Objectives: The aims of this study were to (a) describe variations in adaptive behavior scores in a large, population-based sample of children with ASD, including those with and without co-occurring ID; and (b) evaluate whether variations in adaptive behavior scores are associated with ratings of the level of impairment by clinician reviewers and other clinical features that might be related to ASD severity.

Methods: The Autism and Developmental Disabilities Monitoring (ADDM) Network is a multisite surveillance system that incorporates information from clinical and educational records of all 8-year-old children meeting diagnostic criteria for ASD in selected populations in the United States. For the present study, we combined cross-sectional data from the 15 ADDM Network sites that contributed ASD surveillance data for the period 2000-2012. Adaptive behavior, IQ scores and clinician ratings of autism symptom severity and other clinical data were available for 10,795 (47.3% of) children with ASD (8,843 boys, 1,952 girls). Adaptive behavior scores were classified based on population normative data as ≥average; borderline (between 1 and 2 standard deviations (sd) below the population mean); mild limitations (2-3 sd below the mean); and moderate to profound limitations (≥3 sd below the mean). Correlation and categorical (chi-square) analyses were used to evaluate associations between adaptive behavior results and indicators of autism symptom severity, overall and in analyses stratified by IQ categories and sex.

Results: Adaptive behavior scores were positively correlated with IQ (Spearman rho=0.5, p<0.0001), as expected, and children with ASD and co-occurring ID were more likely (29.1%) to have ≥moderate limitations in adaptive behavior than were those without ID (6.6%, p<0.0001). Among the 3,639 children with ASD and IQ >85, adaptive behavior scores indicated functional limitations that were borderline for 40.0%, mild for 31.1% and moderate to profound for 5.3%. In this group, adaptive behavior scores were significantly (p<0.0001) inversely associated with the number of developmental concerns recorded, number of ASD diagnostic criteria met and clinician ratings of severity of autism impairments, but the strength of these associations were weak to moderate (rho=0.04 to 0.260). Stratified analyses showed similar patterns for boys and girls.

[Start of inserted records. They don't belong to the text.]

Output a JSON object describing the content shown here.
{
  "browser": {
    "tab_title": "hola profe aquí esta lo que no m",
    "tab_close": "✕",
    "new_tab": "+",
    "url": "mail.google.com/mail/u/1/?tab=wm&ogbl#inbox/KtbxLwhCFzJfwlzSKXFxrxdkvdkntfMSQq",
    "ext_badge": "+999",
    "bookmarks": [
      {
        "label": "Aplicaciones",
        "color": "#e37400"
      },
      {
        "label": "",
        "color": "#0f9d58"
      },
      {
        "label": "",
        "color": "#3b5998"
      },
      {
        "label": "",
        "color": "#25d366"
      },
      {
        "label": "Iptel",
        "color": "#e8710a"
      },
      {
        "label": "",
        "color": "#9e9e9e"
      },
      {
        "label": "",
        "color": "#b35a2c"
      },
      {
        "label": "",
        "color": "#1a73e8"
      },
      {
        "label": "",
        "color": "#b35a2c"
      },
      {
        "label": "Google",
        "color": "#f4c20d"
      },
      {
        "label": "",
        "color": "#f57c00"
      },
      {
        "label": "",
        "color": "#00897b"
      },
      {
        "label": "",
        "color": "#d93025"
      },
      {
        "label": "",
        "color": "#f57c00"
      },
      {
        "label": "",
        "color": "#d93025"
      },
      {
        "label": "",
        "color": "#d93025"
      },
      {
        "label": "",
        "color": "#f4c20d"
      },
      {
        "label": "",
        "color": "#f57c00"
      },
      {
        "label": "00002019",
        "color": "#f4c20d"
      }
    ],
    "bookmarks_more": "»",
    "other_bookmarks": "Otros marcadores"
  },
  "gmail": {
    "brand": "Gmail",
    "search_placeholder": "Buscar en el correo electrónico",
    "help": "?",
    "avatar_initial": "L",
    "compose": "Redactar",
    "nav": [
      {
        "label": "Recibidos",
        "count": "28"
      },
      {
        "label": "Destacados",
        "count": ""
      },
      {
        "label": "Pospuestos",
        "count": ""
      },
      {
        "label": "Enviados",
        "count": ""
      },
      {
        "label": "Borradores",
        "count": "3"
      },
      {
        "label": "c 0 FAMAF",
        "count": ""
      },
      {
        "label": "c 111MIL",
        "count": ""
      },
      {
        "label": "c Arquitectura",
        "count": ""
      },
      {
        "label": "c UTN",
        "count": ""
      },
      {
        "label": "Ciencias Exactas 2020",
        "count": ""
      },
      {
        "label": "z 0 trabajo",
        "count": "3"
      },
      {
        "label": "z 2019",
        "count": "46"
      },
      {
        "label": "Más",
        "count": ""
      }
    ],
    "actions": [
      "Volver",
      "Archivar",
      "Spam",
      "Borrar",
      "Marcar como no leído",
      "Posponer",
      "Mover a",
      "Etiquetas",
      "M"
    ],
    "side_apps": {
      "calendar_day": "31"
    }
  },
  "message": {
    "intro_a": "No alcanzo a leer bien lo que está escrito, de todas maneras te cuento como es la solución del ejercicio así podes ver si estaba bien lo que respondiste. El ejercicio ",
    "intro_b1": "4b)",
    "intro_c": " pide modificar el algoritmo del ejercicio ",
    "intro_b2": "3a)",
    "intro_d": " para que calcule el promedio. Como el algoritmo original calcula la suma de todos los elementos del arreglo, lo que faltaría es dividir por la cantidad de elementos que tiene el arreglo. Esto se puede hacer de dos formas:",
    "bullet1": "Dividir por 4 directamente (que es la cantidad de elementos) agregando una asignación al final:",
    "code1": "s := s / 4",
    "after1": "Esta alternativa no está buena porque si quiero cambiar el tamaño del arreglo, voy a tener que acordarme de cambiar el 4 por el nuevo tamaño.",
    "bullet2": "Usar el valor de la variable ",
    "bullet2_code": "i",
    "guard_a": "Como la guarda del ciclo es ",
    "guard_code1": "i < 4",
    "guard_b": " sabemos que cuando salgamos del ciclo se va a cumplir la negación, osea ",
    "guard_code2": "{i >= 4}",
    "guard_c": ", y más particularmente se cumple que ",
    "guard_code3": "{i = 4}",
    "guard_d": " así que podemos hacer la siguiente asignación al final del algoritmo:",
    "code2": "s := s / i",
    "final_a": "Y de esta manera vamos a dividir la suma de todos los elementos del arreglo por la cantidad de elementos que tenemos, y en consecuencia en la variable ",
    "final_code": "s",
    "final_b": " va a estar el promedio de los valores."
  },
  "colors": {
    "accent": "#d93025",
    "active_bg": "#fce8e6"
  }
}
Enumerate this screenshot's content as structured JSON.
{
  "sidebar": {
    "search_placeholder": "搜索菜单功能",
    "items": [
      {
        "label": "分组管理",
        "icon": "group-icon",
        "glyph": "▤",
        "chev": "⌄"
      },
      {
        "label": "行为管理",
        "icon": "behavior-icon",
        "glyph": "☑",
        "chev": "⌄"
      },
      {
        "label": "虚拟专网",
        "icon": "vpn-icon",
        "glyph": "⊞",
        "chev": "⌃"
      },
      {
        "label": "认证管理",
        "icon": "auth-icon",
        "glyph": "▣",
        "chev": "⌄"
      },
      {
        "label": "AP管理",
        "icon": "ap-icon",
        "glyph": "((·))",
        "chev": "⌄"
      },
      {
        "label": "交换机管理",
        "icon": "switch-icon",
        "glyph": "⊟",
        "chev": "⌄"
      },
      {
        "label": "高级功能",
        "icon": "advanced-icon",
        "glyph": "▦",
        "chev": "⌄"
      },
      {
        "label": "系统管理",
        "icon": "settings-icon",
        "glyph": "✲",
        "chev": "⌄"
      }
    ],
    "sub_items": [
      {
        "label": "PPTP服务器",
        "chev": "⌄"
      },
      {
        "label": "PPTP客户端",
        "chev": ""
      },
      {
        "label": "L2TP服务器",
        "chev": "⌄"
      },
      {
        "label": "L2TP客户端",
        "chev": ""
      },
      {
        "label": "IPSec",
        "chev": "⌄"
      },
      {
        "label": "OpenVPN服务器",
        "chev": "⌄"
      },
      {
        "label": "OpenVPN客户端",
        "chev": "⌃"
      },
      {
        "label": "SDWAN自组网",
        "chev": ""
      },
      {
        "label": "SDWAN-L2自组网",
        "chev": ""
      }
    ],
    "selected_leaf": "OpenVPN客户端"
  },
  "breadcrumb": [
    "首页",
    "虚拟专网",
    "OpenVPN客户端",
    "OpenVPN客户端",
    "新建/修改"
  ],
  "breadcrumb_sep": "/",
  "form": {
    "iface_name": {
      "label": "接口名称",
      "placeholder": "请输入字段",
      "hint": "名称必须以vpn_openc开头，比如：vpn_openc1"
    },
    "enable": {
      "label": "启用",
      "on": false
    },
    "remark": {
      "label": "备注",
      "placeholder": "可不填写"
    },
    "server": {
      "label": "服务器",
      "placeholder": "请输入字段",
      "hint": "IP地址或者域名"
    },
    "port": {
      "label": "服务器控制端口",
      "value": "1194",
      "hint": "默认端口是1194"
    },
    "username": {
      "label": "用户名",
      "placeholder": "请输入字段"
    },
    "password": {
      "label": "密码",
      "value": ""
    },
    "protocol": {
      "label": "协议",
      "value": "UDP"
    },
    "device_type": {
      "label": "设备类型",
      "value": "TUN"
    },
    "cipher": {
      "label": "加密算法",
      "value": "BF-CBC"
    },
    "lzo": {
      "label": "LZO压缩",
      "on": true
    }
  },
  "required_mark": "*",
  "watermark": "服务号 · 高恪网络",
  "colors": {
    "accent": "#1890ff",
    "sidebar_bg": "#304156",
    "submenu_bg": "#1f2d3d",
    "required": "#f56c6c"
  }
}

Conclusions: Adaptive behavior scores available in clinical and educational records may provide a reliable indicator of severity of functional limitations in children for use in epidemiologic studies of ASD. This analysis suggests that adaptive tests are capturing some of the variation in functional limitations in children with ASD that is not fully accounted for by variations in IQ or clinician ratings of impairment based on autism symptoms.